We saw presentations from:
- Twilio, who provide all sorts of telephony goodness
- Deezer, a web based music platform
- Pusher, a way of doing real time magic
Once we’d finished we moved on the hacking. Everybody split into teams and had 7 hours to build something using the technologies discussed in the morning. Various prizes were on offer for the best hacks, they just had to use the Facebook platform.
Ben and I were at a slight disadvantage in that there were only two of us in our team, and we wanted to build something that we could use a work. We had a few ideas over the previous couple of days and decided to build a store visit application. Basically, a customer goes to app’s Facebook page, chooses which store they visited and are asked to submit a review of the store. The review is posted to Open Graph and will appear on the customer’s Facebook timeline. When a customer visits the page of the store, they will see all the reviews for that store and be able to like, comment etc on them.
We also wanted to use Twilio to contact the customer if their review was negative to try to address whatever problem the customer had.
We’re kind of limited to our technology choice seeing as we do things in Java, so we built our app on Tomcat using Spring MVC. We got to the point of posting the customer’s review to Open Graph, but we didn’t really have anything in a fit state to present to the group.
Most of our problems were around our choice of technology. Spring is a great framework, but it can be a bit of a pain to configure properly. I tried to get hibernate working with hsqldb but failed miserably and spent 90 minutes trying to persist our reviews. In the end I gave up, installed mongodb and got it working in about 20 minutes. I used the localtunnel gem to allow Facebook access to my dev machine, but it kept on timing out which meant I had to continually reconfigure the app in Facebook. I used bootstrap for the colours and shapes, but it didn’t work properly in the Facebook canvas iframe.
Going forward, I’m going to look at Java Heroku which will remove the need for localtunnel. I need to play with bootstrap to get that to work properly and I will get the persistence layer working before I start when I go to my next hackathon.

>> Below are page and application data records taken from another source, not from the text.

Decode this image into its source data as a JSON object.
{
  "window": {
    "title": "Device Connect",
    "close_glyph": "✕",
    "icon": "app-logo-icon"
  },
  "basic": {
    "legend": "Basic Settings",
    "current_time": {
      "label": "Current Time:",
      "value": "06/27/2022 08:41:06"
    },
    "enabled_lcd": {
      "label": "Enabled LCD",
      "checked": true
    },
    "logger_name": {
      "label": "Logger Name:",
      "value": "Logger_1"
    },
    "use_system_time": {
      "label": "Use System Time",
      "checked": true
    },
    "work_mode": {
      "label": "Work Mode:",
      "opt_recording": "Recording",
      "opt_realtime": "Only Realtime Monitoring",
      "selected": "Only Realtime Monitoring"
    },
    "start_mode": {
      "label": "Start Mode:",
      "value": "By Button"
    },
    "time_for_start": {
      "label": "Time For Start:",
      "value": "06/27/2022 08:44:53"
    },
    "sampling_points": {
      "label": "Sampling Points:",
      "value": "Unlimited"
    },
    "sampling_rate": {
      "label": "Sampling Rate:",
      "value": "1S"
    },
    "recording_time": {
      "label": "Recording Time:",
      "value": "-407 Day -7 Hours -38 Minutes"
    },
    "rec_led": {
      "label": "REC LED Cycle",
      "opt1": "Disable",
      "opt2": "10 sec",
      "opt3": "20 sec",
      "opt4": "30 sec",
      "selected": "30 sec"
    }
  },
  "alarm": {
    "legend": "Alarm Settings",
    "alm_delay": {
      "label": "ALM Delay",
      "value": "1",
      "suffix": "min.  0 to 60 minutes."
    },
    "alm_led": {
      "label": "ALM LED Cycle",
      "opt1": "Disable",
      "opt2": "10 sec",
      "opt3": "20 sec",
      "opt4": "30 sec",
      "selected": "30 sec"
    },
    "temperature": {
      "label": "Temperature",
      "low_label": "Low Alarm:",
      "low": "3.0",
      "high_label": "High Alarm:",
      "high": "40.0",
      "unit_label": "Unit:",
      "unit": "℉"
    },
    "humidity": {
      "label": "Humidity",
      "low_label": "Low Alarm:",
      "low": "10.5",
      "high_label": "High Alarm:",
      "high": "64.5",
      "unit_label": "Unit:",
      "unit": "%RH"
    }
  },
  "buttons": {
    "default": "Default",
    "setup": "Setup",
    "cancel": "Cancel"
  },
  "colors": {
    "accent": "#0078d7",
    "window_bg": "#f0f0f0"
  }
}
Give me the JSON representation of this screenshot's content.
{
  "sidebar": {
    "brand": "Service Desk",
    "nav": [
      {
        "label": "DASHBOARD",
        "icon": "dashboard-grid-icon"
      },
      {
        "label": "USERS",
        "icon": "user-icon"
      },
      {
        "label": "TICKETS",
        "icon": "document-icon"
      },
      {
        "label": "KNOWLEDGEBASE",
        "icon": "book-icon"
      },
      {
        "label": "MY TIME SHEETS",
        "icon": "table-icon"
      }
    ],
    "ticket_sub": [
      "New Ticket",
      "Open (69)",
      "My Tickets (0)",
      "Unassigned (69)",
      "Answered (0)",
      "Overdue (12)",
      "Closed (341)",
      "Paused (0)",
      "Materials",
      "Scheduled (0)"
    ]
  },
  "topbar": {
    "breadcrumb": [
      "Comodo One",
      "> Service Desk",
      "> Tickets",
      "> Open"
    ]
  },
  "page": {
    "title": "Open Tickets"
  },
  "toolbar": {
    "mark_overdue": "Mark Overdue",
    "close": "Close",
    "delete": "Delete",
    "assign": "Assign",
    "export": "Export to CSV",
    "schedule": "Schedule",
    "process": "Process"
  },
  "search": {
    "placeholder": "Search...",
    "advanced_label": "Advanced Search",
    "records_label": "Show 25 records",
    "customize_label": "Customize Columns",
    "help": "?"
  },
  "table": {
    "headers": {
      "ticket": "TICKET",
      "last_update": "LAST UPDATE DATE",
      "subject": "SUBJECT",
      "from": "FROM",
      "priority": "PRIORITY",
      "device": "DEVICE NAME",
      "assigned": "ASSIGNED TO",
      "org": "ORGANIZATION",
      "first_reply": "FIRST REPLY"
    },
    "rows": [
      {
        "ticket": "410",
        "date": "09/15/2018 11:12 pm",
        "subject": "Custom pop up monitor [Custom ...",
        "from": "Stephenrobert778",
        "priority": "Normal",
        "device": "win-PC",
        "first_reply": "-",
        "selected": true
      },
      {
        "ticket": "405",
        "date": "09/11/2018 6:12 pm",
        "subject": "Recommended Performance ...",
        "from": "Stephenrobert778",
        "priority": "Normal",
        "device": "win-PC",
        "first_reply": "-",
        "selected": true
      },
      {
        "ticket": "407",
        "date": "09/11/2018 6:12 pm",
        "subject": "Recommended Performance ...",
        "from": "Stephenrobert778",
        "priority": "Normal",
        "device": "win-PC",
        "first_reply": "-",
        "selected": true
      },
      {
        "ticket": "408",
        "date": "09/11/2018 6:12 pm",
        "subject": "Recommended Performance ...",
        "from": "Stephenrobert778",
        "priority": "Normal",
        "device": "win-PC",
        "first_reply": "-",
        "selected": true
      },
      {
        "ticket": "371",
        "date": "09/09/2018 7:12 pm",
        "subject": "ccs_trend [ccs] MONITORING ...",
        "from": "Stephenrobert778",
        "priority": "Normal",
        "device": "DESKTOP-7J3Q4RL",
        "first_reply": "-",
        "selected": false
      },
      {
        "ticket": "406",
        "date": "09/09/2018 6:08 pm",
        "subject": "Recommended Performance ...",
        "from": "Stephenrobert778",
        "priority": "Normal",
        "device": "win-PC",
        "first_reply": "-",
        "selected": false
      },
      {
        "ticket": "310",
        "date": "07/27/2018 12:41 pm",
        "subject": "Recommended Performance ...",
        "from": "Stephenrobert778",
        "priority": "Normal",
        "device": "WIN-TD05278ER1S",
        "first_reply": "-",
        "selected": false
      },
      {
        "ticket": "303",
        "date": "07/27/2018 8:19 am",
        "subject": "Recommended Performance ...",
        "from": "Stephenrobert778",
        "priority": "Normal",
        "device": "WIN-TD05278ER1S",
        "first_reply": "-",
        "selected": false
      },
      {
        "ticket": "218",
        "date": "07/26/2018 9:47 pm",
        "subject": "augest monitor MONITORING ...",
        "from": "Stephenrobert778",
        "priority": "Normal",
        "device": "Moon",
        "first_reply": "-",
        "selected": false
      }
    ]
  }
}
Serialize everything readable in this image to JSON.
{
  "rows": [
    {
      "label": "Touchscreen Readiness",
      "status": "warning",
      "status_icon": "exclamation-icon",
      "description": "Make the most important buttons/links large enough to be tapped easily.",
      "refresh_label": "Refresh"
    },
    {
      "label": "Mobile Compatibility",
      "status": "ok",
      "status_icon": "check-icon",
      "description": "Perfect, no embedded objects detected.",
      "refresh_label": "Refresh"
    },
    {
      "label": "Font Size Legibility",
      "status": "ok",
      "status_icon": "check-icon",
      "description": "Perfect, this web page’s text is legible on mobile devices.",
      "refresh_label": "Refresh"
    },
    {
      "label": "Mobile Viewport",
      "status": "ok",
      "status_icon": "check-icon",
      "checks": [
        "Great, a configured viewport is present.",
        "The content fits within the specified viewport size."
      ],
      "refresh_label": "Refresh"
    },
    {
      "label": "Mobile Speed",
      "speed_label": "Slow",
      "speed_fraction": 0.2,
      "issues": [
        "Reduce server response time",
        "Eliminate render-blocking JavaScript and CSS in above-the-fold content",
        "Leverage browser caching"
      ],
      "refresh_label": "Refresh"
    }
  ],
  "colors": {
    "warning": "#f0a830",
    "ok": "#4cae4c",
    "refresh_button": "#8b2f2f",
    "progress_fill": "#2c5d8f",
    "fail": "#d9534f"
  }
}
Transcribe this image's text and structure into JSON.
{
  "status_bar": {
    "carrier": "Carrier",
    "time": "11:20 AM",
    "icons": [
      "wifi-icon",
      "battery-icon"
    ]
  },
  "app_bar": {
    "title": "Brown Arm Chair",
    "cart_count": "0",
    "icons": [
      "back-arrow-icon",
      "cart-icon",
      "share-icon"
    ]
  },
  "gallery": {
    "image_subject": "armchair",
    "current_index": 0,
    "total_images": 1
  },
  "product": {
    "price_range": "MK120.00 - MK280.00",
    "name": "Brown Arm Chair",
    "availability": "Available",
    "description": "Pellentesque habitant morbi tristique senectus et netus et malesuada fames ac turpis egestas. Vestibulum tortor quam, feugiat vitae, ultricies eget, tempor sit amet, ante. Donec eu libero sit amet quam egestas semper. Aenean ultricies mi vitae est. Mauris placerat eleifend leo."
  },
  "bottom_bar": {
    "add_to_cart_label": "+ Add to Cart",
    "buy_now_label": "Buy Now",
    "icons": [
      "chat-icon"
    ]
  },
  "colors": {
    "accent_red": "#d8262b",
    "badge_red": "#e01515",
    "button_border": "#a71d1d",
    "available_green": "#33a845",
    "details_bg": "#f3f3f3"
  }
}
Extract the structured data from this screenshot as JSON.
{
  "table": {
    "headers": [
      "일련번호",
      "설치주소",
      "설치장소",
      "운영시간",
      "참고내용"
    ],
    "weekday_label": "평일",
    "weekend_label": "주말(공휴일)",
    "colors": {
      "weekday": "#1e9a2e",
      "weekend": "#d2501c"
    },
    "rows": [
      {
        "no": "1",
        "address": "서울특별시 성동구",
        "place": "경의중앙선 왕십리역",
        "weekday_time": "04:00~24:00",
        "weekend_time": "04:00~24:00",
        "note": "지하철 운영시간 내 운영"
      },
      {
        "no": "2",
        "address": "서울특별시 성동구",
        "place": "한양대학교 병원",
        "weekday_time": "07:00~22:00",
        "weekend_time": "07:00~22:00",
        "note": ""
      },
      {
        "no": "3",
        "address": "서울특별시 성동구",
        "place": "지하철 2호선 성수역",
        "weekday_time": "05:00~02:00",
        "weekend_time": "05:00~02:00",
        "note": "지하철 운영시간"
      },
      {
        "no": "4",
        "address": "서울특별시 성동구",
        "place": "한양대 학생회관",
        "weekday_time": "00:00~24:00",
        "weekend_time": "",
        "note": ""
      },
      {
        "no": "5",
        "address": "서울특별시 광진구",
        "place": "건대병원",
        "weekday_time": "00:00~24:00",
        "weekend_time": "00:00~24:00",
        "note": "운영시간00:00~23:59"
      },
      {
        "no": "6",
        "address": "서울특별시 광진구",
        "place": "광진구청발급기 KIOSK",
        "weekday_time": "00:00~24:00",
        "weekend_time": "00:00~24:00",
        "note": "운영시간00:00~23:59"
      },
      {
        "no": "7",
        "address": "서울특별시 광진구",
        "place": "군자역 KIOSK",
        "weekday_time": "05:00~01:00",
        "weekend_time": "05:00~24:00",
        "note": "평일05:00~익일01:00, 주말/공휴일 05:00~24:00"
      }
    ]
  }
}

All in all, it was a very useful day. I don’t get much chance to code anymore, let alone for 7 hours straight. The facilities provided by Facebook were excellent and all their engineers were very helpful.